---- Data to use
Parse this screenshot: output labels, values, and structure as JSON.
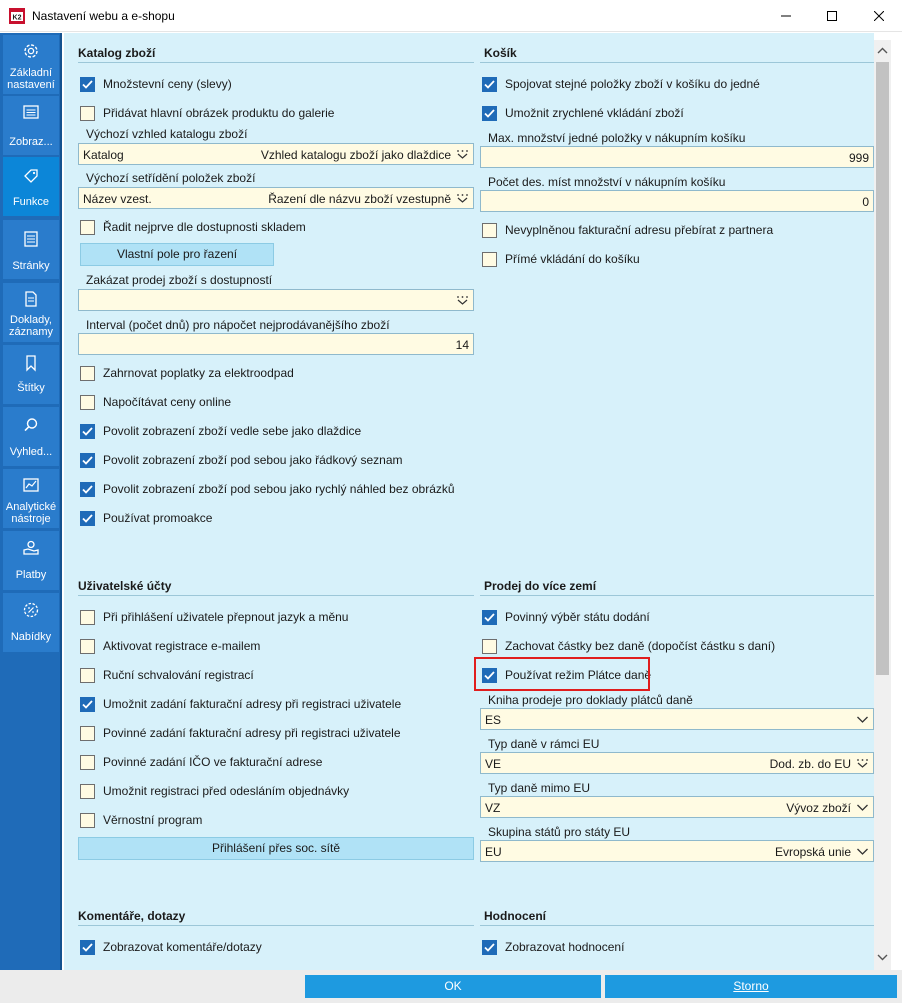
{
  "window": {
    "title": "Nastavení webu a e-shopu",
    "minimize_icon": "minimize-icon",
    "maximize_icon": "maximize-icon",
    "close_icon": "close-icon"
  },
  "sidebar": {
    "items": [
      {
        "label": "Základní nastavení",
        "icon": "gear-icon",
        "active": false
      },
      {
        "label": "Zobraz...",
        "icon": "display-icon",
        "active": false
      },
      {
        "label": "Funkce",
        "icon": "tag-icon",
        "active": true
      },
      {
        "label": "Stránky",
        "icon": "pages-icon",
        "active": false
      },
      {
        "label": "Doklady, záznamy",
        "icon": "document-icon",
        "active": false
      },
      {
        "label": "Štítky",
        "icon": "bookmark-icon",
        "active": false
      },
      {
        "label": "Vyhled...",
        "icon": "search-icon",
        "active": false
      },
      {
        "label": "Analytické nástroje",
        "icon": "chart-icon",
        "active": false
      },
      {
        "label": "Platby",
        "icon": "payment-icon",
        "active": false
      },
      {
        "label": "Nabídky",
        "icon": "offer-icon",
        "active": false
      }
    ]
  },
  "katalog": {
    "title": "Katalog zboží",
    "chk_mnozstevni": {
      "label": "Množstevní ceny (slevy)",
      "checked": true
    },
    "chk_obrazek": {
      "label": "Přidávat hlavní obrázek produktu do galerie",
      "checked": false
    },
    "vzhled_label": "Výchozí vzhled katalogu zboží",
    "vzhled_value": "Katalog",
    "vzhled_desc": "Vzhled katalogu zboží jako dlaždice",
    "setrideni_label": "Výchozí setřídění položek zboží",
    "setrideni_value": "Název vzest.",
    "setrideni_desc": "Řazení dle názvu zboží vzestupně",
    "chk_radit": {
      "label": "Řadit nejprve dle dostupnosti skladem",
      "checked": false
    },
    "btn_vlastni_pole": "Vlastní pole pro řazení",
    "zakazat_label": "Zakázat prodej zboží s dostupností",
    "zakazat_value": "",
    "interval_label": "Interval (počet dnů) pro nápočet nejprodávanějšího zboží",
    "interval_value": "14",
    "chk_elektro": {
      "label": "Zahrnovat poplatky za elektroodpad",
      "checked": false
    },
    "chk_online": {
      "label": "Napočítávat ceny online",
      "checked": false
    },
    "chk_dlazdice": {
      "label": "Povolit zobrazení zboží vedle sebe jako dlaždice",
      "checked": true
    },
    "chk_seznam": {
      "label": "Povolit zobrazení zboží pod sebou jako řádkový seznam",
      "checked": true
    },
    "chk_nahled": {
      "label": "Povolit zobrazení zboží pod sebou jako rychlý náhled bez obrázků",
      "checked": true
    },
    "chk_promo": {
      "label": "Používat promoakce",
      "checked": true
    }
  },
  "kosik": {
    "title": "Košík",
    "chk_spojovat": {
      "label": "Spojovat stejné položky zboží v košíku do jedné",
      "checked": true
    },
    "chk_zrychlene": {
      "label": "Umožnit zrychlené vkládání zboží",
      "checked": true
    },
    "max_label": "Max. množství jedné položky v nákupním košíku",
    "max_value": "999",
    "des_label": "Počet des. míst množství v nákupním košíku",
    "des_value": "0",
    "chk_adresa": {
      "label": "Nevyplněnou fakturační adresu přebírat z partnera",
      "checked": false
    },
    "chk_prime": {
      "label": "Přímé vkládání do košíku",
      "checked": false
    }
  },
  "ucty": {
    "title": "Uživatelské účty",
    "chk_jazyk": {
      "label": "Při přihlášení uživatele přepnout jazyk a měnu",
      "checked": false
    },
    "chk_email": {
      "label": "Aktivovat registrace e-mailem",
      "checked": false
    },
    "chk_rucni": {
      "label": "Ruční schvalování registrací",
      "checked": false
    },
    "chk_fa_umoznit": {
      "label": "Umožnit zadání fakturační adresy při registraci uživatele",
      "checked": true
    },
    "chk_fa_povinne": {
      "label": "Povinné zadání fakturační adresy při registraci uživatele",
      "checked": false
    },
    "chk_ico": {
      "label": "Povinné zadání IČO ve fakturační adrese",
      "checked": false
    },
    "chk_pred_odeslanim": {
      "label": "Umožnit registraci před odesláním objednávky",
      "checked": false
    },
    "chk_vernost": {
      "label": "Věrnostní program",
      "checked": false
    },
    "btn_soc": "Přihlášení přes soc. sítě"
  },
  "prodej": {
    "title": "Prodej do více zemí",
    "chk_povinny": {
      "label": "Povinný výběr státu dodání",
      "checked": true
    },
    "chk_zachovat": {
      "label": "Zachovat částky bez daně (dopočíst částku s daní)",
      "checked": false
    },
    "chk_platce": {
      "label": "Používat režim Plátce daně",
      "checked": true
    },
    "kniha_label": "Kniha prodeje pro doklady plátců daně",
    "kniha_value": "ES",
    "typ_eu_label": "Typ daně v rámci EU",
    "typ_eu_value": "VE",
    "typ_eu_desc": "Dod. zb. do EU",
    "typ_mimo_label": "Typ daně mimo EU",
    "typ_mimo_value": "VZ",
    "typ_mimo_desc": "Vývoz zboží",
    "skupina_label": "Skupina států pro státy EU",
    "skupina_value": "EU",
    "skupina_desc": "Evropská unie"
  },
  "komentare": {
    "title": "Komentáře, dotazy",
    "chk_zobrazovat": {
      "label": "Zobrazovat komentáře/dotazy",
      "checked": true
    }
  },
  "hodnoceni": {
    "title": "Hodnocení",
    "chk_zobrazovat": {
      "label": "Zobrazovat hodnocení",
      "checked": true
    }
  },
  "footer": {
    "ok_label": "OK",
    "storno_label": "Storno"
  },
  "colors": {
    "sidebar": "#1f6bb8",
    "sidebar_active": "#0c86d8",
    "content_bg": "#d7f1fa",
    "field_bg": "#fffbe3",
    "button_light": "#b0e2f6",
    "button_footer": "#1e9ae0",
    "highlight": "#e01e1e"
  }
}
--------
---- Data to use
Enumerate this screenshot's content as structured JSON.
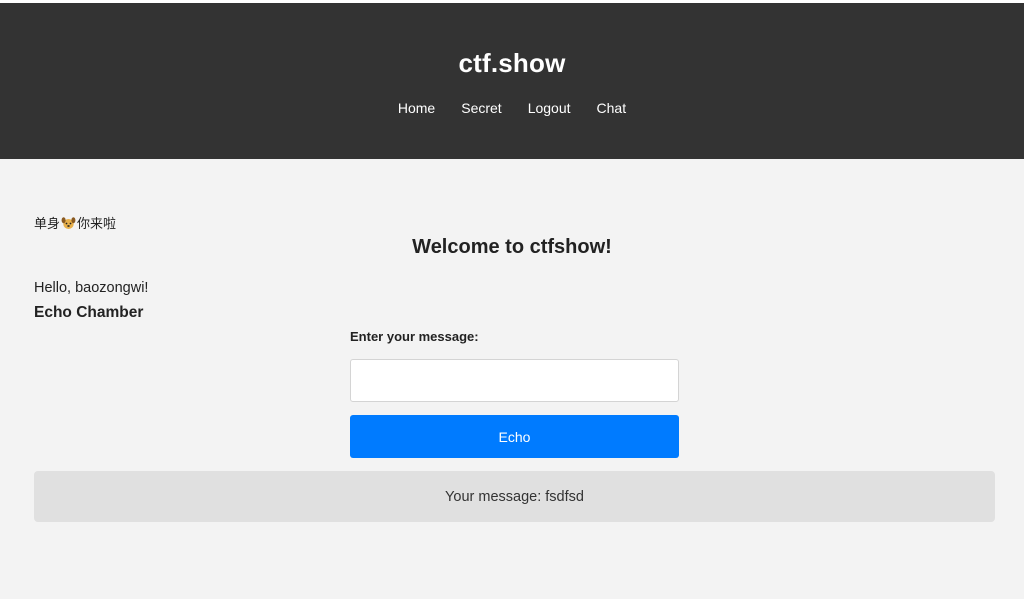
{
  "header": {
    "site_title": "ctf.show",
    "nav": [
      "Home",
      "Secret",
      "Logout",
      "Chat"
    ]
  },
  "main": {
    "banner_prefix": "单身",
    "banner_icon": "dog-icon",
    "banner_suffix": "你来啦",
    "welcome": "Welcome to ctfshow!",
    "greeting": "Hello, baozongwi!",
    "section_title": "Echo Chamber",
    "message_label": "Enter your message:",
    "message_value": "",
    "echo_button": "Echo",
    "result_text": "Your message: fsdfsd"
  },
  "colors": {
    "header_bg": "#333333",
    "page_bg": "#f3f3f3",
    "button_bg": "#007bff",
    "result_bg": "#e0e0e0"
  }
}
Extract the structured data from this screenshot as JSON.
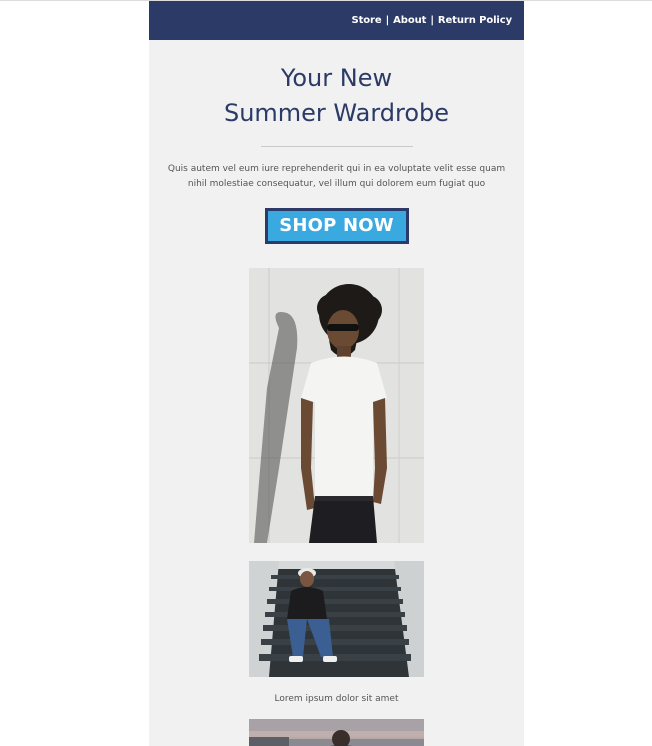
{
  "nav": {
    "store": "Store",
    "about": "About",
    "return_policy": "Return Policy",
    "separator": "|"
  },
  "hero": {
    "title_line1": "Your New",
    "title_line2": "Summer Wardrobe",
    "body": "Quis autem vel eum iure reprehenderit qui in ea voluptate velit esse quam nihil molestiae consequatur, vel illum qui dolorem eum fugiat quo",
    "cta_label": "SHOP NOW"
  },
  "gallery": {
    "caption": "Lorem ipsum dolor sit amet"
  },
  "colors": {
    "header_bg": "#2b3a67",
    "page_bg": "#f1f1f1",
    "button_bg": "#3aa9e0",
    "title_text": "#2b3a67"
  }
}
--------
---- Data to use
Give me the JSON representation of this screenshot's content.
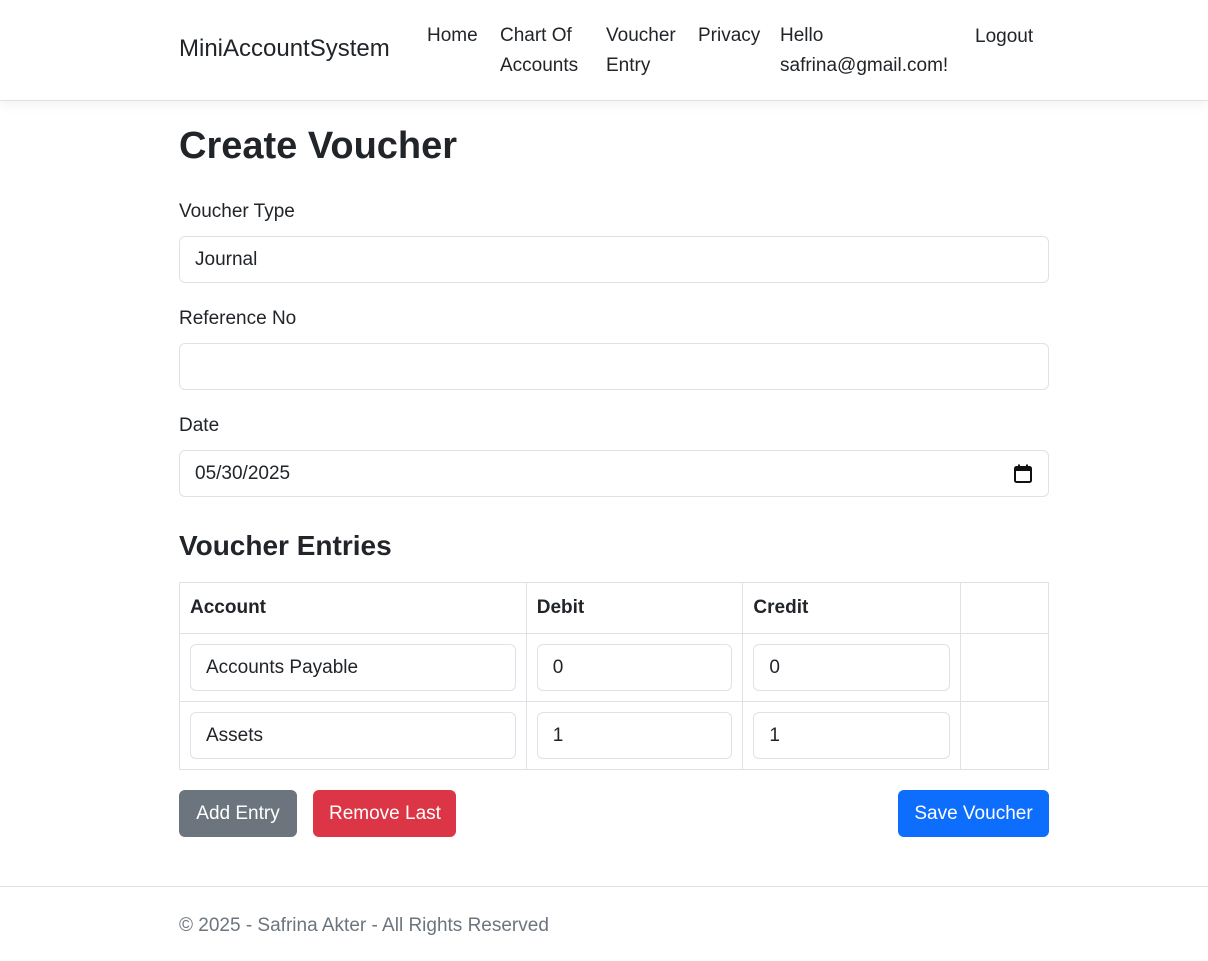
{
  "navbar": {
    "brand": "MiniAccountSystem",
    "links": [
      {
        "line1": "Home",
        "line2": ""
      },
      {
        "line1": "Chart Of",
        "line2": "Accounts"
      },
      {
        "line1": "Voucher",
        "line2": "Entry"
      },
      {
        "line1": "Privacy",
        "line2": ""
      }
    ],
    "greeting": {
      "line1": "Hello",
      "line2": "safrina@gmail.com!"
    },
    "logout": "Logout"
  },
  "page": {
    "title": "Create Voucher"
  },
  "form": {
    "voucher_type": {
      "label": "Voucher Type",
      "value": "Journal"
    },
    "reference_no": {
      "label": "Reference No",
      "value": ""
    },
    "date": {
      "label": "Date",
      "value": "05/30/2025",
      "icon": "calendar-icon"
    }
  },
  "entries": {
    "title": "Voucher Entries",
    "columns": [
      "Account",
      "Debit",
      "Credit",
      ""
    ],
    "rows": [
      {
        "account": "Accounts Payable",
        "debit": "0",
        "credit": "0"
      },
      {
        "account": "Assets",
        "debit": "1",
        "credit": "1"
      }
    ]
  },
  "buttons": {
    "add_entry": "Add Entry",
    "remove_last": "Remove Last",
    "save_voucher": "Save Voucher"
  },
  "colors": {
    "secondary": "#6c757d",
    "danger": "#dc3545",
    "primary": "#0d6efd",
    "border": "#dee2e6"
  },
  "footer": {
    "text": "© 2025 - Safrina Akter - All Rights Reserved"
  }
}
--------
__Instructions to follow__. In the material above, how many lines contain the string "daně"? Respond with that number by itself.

__Response box__. 5